Depressing scenes in Paris remind me of home
The French capital is terribly nice, as usual, but there are only so many croissants you can divide between however many million people are queuing these days to get up the Eiffel Tower at any one time. At the summer peak the Parisians are, as usual, grumpy about having to share their splendid city with pot-bellied English-speaking oiks like me.
I am starting to come round to their point of view.
Things have changed since I was last here; the rand's relative buying power chief among them. I have just bought a beer that cost the equivalent of a trolley-load of Pick n Pay groceries.
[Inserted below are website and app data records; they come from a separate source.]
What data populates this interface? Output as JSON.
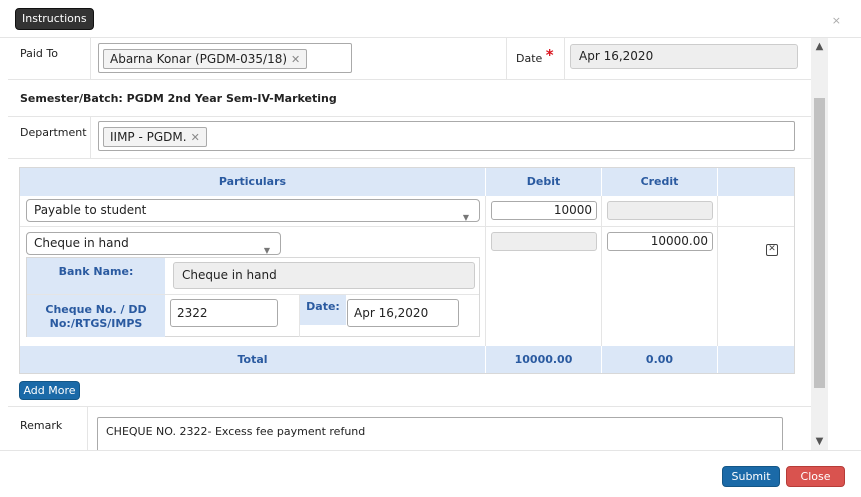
{
  "header": {
    "instructions_label": "Instructions",
    "close_glyph": "×"
  },
  "paid_to": {
    "label": "Paid To",
    "value": "Abarna Konar (PGDM-035/18)",
    "remove_glyph": "✕"
  },
  "date": {
    "label": "Date",
    "required_mark": "*",
    "value": "Apr 16,2020"
  },
  "semester": {
    "text": "Semester/Batch: PGDM 2nd Year Sem-IV-Marketing"
  },
  "department": {
    "label": "Department",
    "value": "IIMP - PGDM.",
    "remove_glyph": "✕"
  },
  "table": {
    "headers": {
      "particulars": "Particulars",
      "debit": "Debit",
      "credit": "Credit"
    },
    "row1": {
      "particular": "Payable to student",
      "debit": "10000",
      "credit": ""
    },
    "row2": {
      "particular": "Cheque in hand",
      "debit": "",
      "credit": "10000.00",
      "bank_name_label": "Bank Name:",
      "bank_name_value": "Cheque in hand",
      "cheque_label": "Cheque No. / DD No:/RTGS/IMPS",
      "cheque_value": "2322",
      "date_label": "Date:",
      "date_value": "Apr 16,2020"
    },
    "total": {
      "label": "Total",
      "debit": "10000.00",
      "credit": "0.00"
    }
  },
  "add_more_label": "Add More",
  "remark": {
    "label": "Remark",
    "value": "CHEQUE NO. 2322- Excess fee payment refund"
  },
  "footer": {
    "submit_label": "Submit",
    "close_label": "Close"
  },
  "colors": {
    "primary": "#1b6aa8",
    "danger": "#d9534f",
    "header_bg": "#dbe7f7",
    "header_text": "#2a5aa0"
  }
}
It was either one thing or the other, so my poor little family were forced to look on hungrily, drooling maws pressed to the outside of the window of the gas-lit, homely, brasserie in which Papa guzzled down his grand biere pression, and waved them away to scrape whatever was stuck to the insides of the oven in our rotten little rented garret.
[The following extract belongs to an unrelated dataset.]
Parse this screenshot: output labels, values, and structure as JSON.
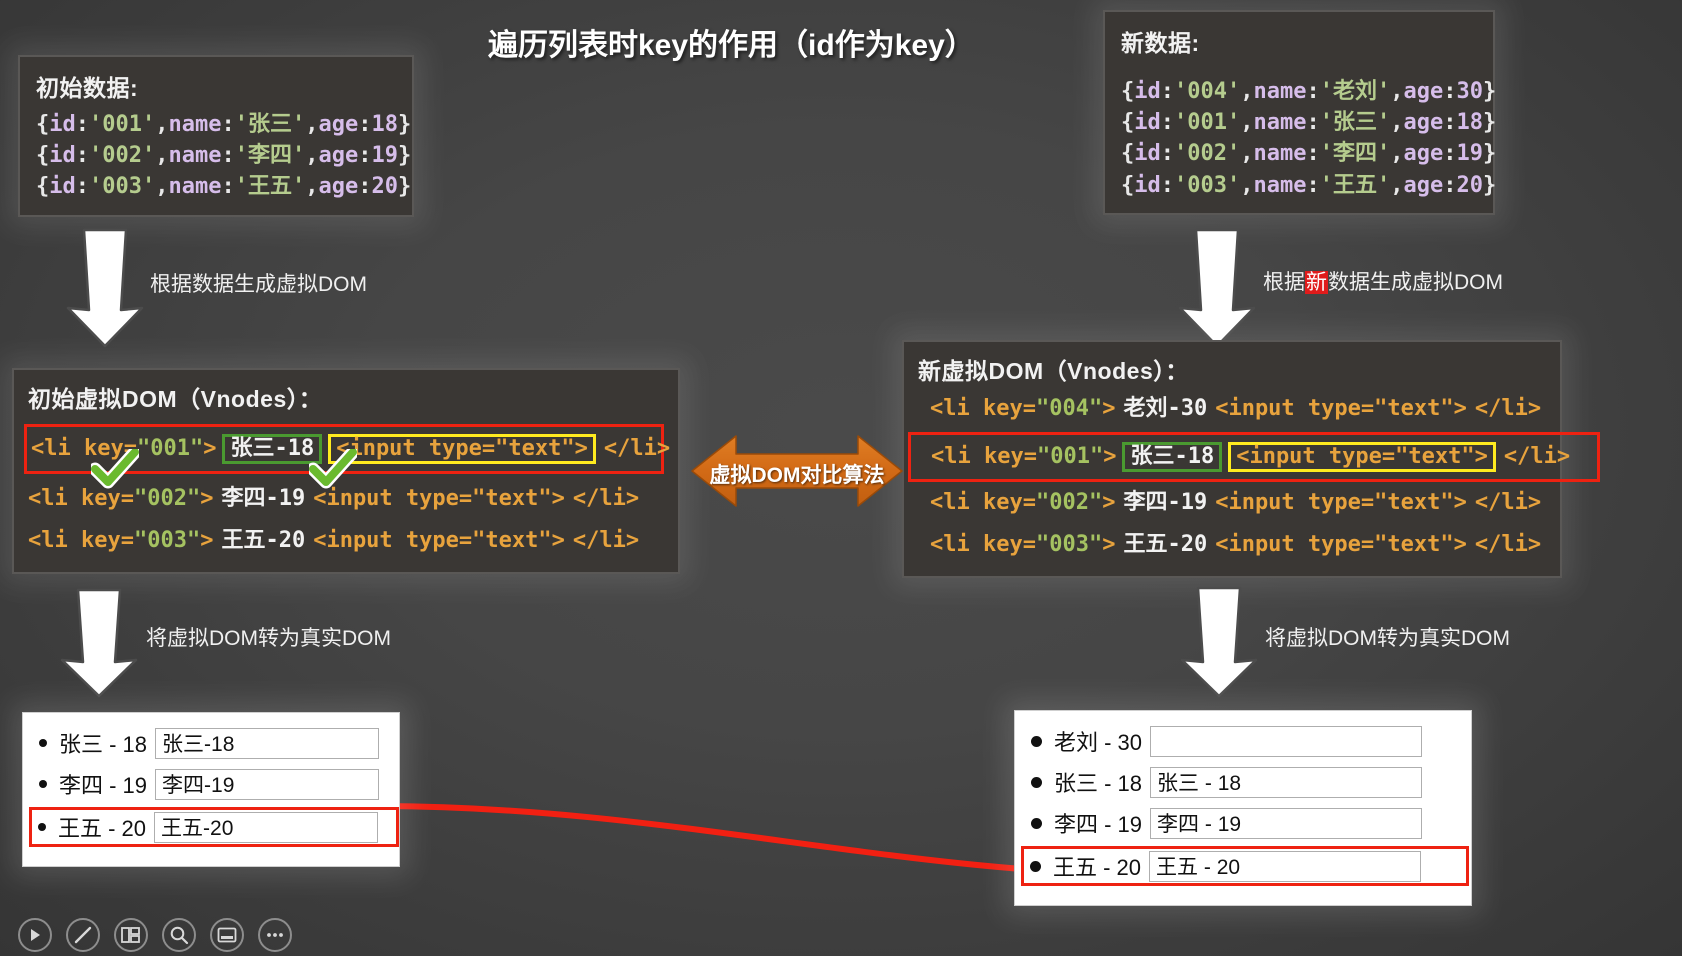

Another thing that has changed since I was last here is the very large number of African emigres touting Eiffel Tower keyrings. I also don't remember so many people from the Indian sub-continent selling à1 bottles of water. It seems the Africans sell Eiffel Tower keyrings (five for a euro) and the Indians-Pakistanis sell bottled water.
I have seen one Indian-Pakistani chap with keyrings but I have not seen a single black fellow selling water. I don't have the foggiest why the black people don't go into the water business, for which there has to be a greater demand than the ubiquitous cheap keyrings. Outside the Louvre, my children and I watched while the African keyring-sellers fled as a phalanx of burly, white policemen scattered the (apparently) illegal keyring entrepreneurs.
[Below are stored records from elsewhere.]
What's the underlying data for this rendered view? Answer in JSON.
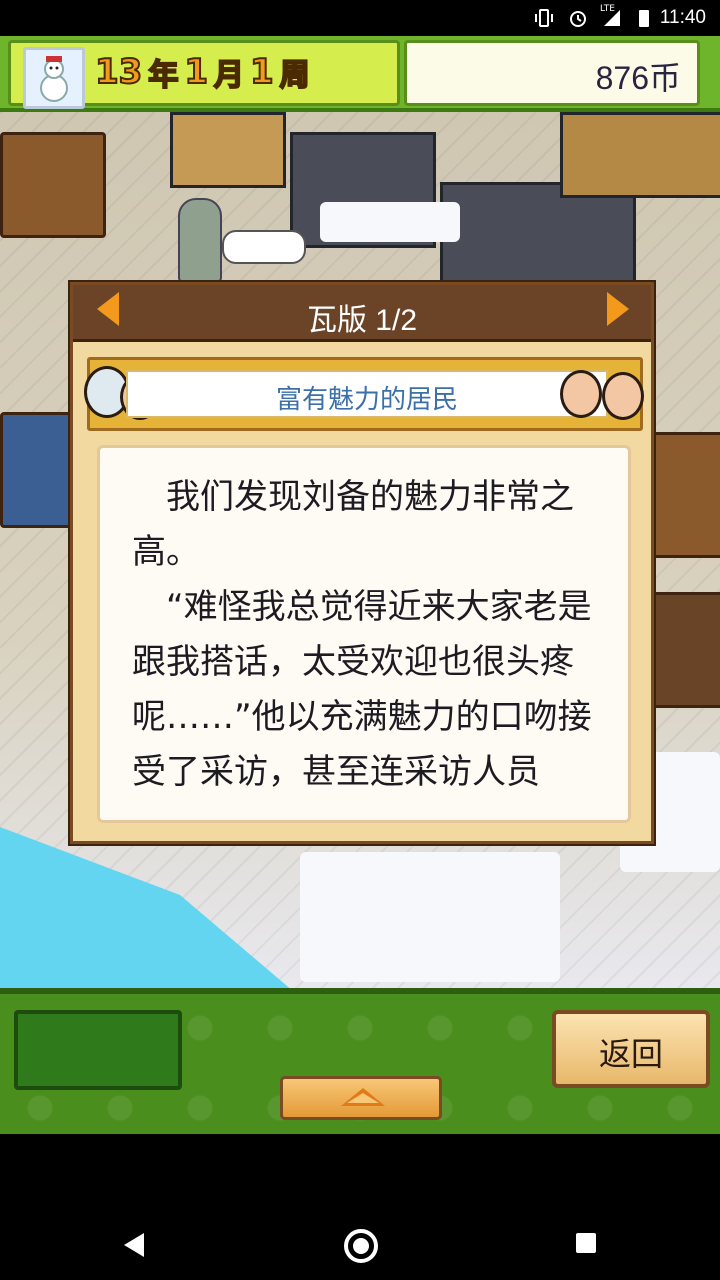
{
  "status_bar": {
    "time": "11:40",
    "network": "LTE",
    "icons": [
      "vibrate-icon",
      "alarm-icon",
      "signal-icon",
      "battery-icon"
    ]
  },
  "hud": {
    "year_num": "13",
    "year_unit": "年",
    "month_num": "1",
    "month_unit": "月",
    "week_num": "1",
    "week_unit": "周",
    "coins": "876币"
  },
  "dialog": {
    "title": "瓦版 1/2",
    "banner": "富有魅力的居民",
    "body": "　我们发现刘备的魅力非常之高。\n　“难怪我总觉得近来大家老是跟我搭话，太受欢迎也很头疼呢……”他以充满魅力的口吻接受了采访，甚至连采访人员"
  },
  "bottom": {
    "back_label": "返回"
  },
  "colors": {
    "accent_orange": "#f39a1d",
    "hud_green": "#6fb52b",
    "dialog_brown": "#6b4428",
    "banner_blue_text": "#3d6fa8"
  }
}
The Louvre gardens across the road from the Tuileries Garden have a series of well-trimmed hedges and, as we sat, en famille, sipping the water we had bottled from the taps in said rotten garret, we witnessed how black heads bobbed up and down above the green hedges looking out for the white policemen.
Later, we witnessed more white policemen chasing black entrepreneurs with no premises and no licences and nothing to sell except the same Chinese-manufactured Eiffel Tower tat, this time at Place de la Concorde.
The next day, after alighting at the Franklin D Roosevelt metro station, a pickpocket was pursued by two aggrieved middle-aged Greeks. The pickpocket then sauntered onto our train to the Trocadéro and was promptly set upon by the two aggrieved Greeks. They weren't oafish sorts of Greeks, just the sort of Greeks who had been wrongfully dispossessed of their belongings.
They were so non-oafish that they let the pickpocket (a woman) escape. After just two days in Paris I had witnessed a great deal more running around and chasing of people than I would have expected.
Walking the chic streets of Le Marais in the third arrondissement early that morning, I had been forcibly struck by the number of people sleeping rough, not a few of them with children. By the time the tourists crawl out of their hotel beds, the homeless underclass have been moved on, to heaven knows where.
You would not ordinarily compare Paris with Johannesburg, but the poor trinket and water sellers bring to mind an obvious similarity: of a sophisticated first world being beset by an impinging, desperate underclass.
In particular, the futility of so many men all trying to sell the same unwanted merchandise (the keyrings) reminded me of the hordes of informal traders back home who, day in and day out, peddle the same brooms and ironing board covers.
At the traffic lights back home, the same faces try to flog the same car chargers and the little stallholders sell the same assortment of tomatoes, loose sweets and Peter Stuyvesant.
Necessity, they say, is the mother of invention but in places as disparate as Johannesburg and Paris, the poor display the same singular, and depressing, lack of inventiveness. It's a tale of two very different but very similar cities. Wherever you are, it seems, the poor will always be with us.